- Action item
Scan the records for the string "samantacaminando". State how many lines contain it and add nothing.

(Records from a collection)

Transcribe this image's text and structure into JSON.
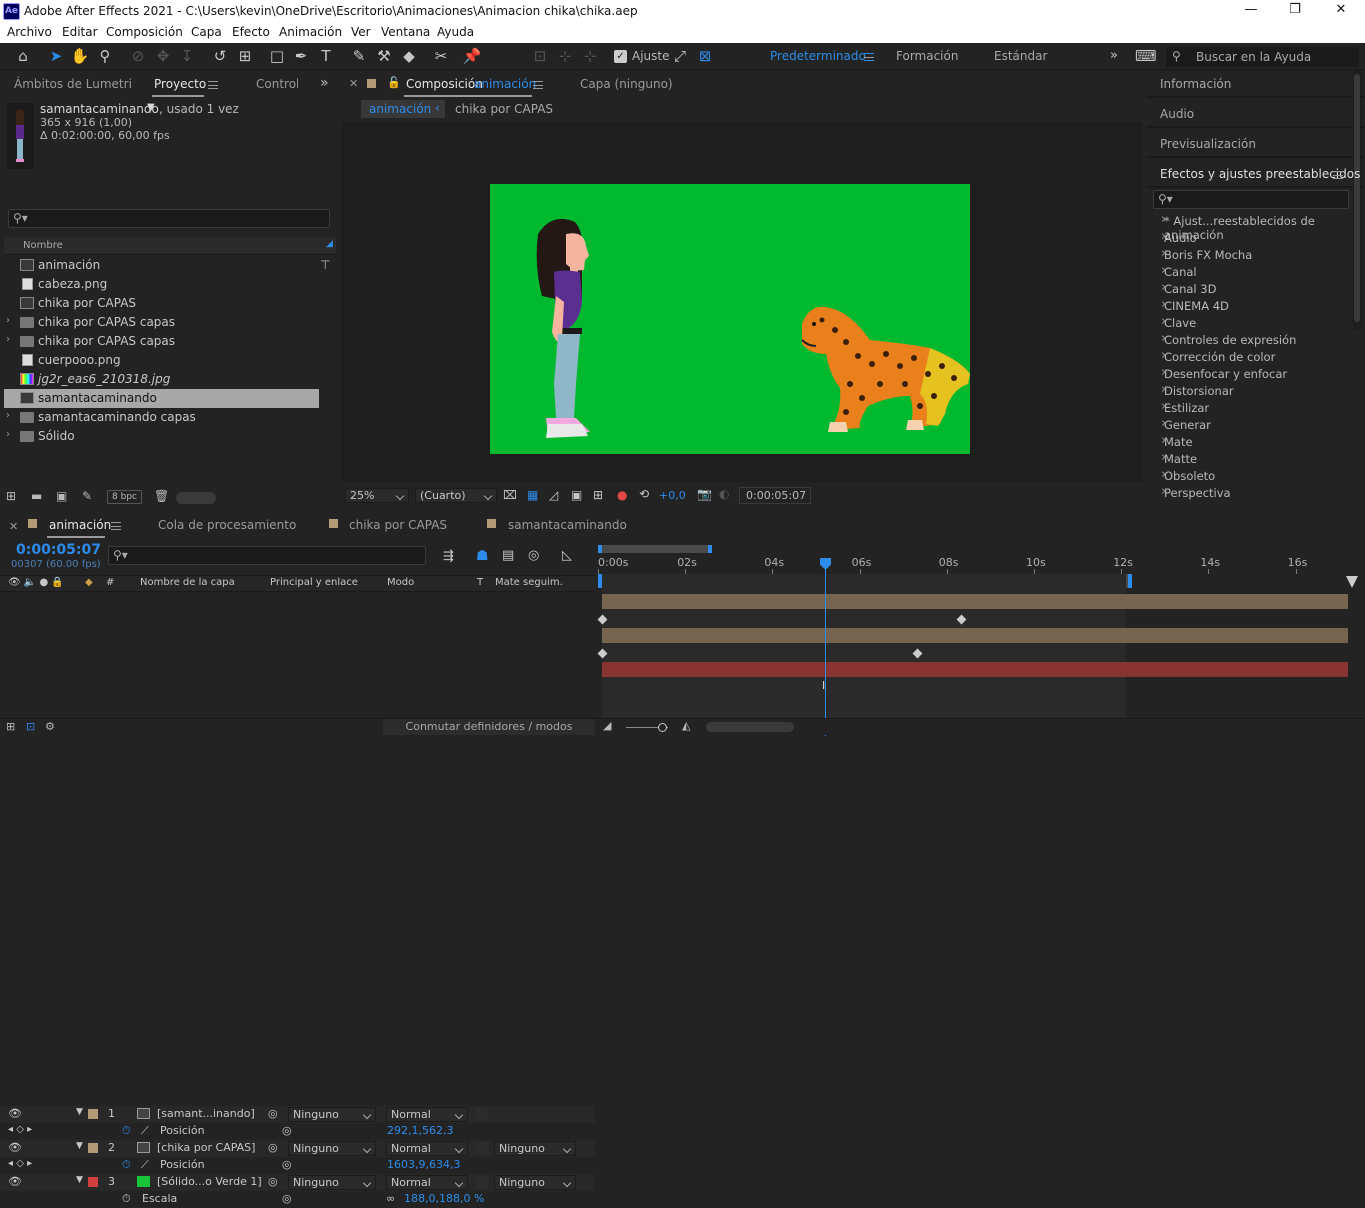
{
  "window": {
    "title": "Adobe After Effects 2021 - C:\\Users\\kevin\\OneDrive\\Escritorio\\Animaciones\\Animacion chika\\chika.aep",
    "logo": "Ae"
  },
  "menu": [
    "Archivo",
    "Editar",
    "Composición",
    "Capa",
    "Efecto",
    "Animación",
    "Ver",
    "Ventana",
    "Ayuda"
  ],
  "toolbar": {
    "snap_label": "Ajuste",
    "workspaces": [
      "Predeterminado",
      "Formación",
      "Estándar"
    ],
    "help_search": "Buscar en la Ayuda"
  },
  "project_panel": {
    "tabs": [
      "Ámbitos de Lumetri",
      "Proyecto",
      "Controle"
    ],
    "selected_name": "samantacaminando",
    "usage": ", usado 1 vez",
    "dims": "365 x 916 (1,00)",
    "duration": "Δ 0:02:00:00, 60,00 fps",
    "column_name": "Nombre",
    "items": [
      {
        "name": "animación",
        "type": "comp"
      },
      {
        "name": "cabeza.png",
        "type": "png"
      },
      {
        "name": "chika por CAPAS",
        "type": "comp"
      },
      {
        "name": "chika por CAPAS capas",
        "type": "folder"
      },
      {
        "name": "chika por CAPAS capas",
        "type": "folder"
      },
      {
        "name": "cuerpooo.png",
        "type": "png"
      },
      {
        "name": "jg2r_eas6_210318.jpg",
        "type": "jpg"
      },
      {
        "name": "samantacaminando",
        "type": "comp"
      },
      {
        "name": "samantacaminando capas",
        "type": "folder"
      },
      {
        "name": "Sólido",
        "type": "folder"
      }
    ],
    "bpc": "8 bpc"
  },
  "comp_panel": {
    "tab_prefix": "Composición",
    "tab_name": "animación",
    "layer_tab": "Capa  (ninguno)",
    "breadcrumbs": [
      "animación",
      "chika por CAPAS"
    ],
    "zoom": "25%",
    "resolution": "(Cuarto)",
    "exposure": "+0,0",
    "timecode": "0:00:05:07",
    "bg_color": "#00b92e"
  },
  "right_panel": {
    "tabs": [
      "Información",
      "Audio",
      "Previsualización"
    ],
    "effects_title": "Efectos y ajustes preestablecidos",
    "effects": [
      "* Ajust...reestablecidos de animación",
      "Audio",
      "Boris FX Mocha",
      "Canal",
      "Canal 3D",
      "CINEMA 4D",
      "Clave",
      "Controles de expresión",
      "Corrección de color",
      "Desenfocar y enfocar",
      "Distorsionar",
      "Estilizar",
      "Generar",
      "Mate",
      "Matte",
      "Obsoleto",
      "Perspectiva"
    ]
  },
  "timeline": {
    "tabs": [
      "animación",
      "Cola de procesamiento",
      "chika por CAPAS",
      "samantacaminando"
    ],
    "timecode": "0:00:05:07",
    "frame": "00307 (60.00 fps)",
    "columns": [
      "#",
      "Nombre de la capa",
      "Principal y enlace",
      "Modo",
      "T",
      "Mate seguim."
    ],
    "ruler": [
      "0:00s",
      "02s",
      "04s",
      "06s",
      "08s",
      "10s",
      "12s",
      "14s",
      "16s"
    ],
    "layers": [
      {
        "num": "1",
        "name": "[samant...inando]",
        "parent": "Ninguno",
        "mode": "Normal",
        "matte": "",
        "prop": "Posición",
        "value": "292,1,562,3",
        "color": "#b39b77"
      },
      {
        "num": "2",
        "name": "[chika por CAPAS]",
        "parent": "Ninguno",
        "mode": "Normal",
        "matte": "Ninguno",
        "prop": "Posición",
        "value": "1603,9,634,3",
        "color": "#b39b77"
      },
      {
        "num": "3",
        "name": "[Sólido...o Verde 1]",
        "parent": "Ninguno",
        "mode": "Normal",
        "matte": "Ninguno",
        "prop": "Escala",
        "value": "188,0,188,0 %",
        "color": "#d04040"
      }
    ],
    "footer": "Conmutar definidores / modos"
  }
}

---

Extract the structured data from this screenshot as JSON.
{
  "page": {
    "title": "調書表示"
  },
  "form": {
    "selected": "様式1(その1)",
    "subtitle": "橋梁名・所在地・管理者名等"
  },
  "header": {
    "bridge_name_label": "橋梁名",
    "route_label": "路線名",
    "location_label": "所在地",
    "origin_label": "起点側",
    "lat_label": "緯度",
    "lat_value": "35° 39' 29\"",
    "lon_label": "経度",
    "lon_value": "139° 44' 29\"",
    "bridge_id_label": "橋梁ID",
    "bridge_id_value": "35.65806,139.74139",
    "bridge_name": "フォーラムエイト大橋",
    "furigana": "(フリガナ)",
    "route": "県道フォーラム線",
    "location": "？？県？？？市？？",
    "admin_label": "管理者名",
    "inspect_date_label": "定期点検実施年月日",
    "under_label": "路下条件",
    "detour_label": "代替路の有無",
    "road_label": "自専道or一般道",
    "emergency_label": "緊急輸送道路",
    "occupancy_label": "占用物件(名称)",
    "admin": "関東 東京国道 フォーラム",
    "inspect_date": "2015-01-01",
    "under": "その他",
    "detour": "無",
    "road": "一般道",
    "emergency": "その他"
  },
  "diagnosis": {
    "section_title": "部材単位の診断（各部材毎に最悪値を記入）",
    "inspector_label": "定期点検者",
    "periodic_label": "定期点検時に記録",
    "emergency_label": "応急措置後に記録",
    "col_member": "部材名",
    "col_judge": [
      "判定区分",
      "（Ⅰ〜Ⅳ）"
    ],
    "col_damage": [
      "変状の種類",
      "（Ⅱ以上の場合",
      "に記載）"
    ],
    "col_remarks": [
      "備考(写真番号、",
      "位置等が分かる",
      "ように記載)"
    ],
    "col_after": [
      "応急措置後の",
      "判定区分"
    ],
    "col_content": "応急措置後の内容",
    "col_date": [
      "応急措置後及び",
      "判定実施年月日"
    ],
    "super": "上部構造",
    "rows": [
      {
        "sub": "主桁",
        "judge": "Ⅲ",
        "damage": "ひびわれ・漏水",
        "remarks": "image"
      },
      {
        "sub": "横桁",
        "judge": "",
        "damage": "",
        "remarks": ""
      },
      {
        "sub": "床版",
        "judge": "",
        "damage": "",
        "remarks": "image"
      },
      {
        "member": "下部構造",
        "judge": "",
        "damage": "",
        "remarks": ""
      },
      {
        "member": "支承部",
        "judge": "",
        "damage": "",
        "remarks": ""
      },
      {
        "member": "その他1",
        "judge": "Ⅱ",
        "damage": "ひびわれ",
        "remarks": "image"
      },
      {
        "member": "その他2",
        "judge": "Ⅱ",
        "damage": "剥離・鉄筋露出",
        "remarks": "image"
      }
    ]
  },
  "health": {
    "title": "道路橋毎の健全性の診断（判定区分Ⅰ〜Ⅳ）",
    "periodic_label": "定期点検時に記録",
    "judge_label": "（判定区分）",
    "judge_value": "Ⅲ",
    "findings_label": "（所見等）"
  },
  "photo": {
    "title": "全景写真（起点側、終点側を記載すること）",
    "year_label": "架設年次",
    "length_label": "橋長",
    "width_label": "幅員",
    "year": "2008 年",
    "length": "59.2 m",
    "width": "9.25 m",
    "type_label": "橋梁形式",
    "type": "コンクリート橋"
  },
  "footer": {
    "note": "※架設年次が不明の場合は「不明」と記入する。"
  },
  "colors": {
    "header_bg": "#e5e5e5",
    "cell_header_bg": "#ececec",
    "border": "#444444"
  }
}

- Response box
4